The Cyclospora parasite is transmitted to people who contact objects contaminated with infected stool (mainly water and foods like fruits and vegetables that may have been washed or sprayed with contaminated water). In 1997, reports of outbreaks of Cyclospora infection were preliminarily associated with the consumption of fresh fruits, such as strawberries and raspberries, but the current outbreaks have not been associated with specific foods.

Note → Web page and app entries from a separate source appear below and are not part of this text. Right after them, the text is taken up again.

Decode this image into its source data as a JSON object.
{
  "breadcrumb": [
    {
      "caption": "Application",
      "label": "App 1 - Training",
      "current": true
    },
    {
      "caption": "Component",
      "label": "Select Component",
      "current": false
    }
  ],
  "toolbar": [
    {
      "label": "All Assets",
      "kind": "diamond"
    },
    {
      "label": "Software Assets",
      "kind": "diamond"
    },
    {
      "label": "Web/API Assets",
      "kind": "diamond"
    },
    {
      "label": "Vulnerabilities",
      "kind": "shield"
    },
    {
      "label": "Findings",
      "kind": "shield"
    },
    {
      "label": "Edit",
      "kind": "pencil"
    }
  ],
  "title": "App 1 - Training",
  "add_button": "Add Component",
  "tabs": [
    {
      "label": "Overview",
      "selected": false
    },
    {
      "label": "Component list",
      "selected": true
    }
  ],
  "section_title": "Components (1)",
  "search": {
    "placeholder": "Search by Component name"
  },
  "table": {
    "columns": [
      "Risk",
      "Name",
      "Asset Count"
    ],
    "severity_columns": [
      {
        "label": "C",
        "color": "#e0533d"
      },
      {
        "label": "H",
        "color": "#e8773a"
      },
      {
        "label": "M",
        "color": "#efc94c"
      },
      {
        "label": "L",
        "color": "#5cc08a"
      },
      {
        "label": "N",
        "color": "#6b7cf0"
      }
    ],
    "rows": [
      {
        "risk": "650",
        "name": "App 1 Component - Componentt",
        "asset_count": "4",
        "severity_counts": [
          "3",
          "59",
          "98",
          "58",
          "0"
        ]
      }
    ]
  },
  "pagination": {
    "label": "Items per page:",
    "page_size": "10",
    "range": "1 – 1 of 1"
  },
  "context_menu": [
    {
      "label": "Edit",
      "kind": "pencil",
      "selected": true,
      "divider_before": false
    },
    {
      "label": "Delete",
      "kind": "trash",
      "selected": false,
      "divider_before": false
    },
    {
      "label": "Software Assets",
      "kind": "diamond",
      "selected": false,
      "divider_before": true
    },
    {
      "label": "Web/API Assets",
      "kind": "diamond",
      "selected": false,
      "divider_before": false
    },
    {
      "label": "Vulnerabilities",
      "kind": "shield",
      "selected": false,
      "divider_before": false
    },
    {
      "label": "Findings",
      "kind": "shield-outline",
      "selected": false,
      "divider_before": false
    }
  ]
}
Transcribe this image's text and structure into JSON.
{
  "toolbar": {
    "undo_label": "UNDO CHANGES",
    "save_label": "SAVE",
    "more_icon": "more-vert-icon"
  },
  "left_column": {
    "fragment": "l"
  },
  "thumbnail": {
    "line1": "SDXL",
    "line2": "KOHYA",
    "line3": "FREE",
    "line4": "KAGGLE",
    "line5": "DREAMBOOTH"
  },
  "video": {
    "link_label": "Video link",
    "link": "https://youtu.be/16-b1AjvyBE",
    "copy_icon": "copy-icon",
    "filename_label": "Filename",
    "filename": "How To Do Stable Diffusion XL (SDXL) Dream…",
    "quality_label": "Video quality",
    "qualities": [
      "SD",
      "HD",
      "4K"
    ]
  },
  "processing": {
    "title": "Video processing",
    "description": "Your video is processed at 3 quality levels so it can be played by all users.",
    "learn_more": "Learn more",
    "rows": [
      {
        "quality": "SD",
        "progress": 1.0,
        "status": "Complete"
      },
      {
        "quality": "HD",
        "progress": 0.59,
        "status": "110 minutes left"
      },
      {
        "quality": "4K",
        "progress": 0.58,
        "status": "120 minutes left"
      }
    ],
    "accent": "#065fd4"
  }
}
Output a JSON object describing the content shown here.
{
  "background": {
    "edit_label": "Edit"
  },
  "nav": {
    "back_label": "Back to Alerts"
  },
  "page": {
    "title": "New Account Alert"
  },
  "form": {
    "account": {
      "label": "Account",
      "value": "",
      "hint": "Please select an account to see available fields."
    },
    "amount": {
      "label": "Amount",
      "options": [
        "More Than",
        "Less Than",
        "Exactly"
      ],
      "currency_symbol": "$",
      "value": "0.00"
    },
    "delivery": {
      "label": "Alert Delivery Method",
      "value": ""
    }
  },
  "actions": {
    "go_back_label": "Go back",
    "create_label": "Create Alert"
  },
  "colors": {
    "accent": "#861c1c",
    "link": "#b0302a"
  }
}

The Center for Disease Control and Prevention (CDC) works with the federal, state, and local health departments to determine the extent and causes of the recent outbreaks of Cyclospora. They pointed out that although it is prudent to thoroughly wash produce that will be eaten raw, this practice may not eliminate the risk of transmission of Cyclospora. Further, they recommend that health-care professionals consider Cyclospora infection in people with prolonged (longer than about a week) diarrheal illness and specifically request laboratory testing for this parasite.